|Mobile Satellite Internet Terminals|
|Sample Products||BGAN Thrane Explorer 300/ Thuraya IP|
|Manufacturer link:||Inmarsat (BGAN) / Thuraya|
|EFOM link:||Inmarsat (BGAN) Thrane Explorer 300 / Thuraya IP|
|Running Costs||$3-$7 per MB|
|Advantages||Lightweight, very mobile, low purchase cost when compared to VSAT, easy to set up,|
|Disadvantages||Limited number of concurent users (1-3), expensive to run, slow connection speeds,|
|Ideal use.||Assessment and mobile teams, and during the initial set up of new offices to move low volumes of data.|
To help reduce costs it is possible to reduce data usage by disabling picture download functions.

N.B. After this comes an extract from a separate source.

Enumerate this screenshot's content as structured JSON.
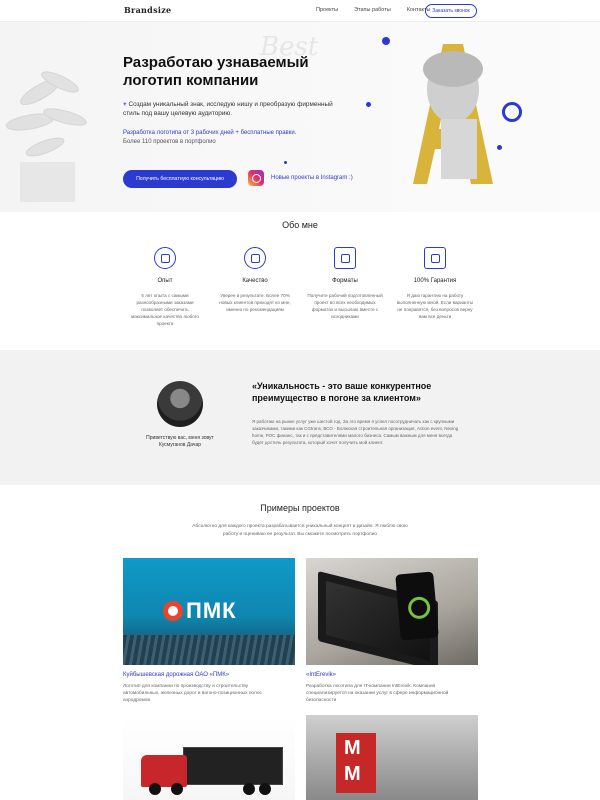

Ensure that CRS IT has tested all internet terminals before deployment. Field teams need to be briefed on operation and troubleshooting and simple written instructions should be kept with the unit.
Field sites that will use satellite internet connections need to take care that all components are testing and operational before deployment and that field teams have comprehensive training on use and trouble shooting. Most satellite internet terminals require specific orientation to capture the satellite signal and can have their signal interrupted by adverse weather, buildings and other interference.